▸ **Exercise**
Please state how many lines below include the word "best"; the reply should be the number only.

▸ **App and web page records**
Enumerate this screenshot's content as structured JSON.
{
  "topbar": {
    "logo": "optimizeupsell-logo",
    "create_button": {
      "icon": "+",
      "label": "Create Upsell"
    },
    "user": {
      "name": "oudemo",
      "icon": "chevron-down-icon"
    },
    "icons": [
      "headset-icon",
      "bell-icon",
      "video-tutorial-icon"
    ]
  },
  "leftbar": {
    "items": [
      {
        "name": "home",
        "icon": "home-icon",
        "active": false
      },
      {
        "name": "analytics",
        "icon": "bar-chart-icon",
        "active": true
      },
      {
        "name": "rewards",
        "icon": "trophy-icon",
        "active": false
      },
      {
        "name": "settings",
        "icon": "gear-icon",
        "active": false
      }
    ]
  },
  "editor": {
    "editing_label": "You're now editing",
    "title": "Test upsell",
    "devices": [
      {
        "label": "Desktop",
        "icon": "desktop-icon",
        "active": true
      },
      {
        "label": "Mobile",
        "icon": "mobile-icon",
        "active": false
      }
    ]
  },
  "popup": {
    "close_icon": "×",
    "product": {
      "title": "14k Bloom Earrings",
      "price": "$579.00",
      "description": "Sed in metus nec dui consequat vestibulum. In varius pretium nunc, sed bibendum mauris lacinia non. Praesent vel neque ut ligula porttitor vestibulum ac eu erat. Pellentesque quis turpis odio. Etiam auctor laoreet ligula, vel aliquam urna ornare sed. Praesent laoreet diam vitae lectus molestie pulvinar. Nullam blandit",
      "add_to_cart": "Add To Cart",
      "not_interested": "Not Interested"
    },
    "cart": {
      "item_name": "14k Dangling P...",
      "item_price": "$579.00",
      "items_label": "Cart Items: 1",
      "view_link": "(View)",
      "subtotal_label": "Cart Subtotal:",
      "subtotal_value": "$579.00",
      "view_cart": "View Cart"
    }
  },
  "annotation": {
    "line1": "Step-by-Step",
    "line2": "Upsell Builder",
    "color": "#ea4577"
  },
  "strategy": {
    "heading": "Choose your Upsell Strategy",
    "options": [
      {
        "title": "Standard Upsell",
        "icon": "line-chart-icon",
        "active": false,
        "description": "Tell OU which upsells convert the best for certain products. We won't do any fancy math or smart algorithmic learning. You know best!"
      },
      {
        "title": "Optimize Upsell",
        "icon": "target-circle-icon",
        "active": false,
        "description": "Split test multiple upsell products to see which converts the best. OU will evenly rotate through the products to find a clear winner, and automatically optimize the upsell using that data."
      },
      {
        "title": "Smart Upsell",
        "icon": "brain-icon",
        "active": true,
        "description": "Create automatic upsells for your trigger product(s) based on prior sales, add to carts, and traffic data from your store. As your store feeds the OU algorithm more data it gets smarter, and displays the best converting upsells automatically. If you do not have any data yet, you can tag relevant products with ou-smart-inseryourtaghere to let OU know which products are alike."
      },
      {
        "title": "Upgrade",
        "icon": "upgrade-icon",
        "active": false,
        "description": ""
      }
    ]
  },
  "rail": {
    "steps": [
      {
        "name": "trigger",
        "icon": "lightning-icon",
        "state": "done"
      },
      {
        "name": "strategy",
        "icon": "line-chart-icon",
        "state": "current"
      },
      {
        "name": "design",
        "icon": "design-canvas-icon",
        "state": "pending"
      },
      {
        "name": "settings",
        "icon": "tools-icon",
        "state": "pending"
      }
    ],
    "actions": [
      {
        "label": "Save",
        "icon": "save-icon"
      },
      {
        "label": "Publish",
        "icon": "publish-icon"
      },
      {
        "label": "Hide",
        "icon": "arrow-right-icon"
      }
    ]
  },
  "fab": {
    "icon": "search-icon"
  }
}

▸ **Exercise response**
3